▼
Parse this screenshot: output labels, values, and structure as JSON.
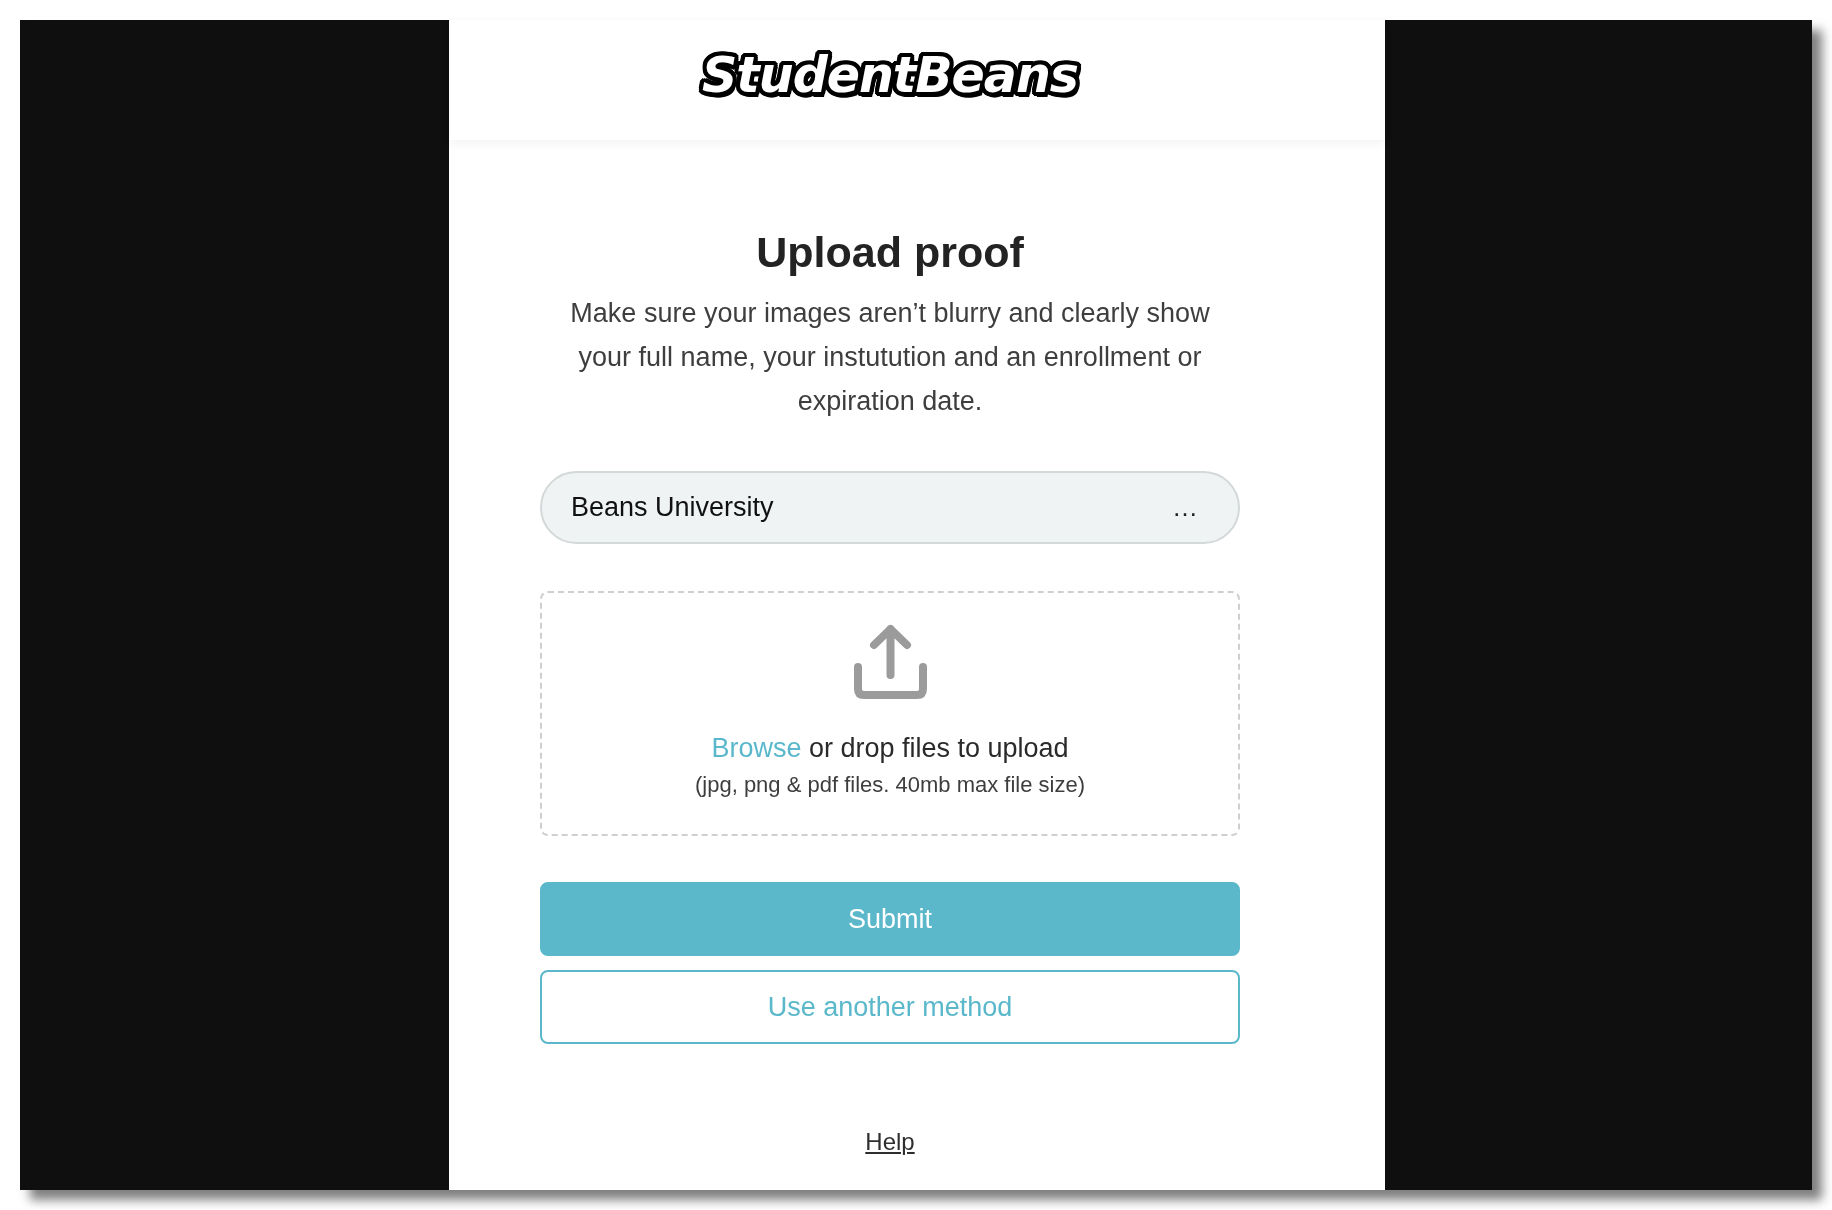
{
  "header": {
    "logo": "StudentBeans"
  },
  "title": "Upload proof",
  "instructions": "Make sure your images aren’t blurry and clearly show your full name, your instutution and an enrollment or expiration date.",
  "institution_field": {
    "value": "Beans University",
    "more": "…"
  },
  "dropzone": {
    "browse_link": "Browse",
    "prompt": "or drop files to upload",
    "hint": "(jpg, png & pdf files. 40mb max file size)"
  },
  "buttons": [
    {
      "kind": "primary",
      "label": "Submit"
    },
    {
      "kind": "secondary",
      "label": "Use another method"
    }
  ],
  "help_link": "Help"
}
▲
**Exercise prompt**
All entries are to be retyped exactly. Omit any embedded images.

**Result**
Parse this screenshot: output labels, values, and structure as JSON.
{
  "header": {
    "logo": "StudentBeans"
  },
  "title": "Upload proof",
  "instructions": "Make sure your images aren’t blurry and clearly show your full name, your instutution and an enrollment or expiration date.",
  "institution_field": {
    "value": "Beans University",
    "more": "…"
  },
  "dropzone": {
    "browse_link": "Browse",
    "prompt": "or drop files to upload",
    "hint": "(jpg, png & pdf files. 40mb max file size)"
  },
  "buttons": [
    {
      "kind": "primary",
      "label": "Submit"
    },
    {
      "kind": "secondary",
      "label": "Use another method"
    }
  ],
  "help_link": "Help"
}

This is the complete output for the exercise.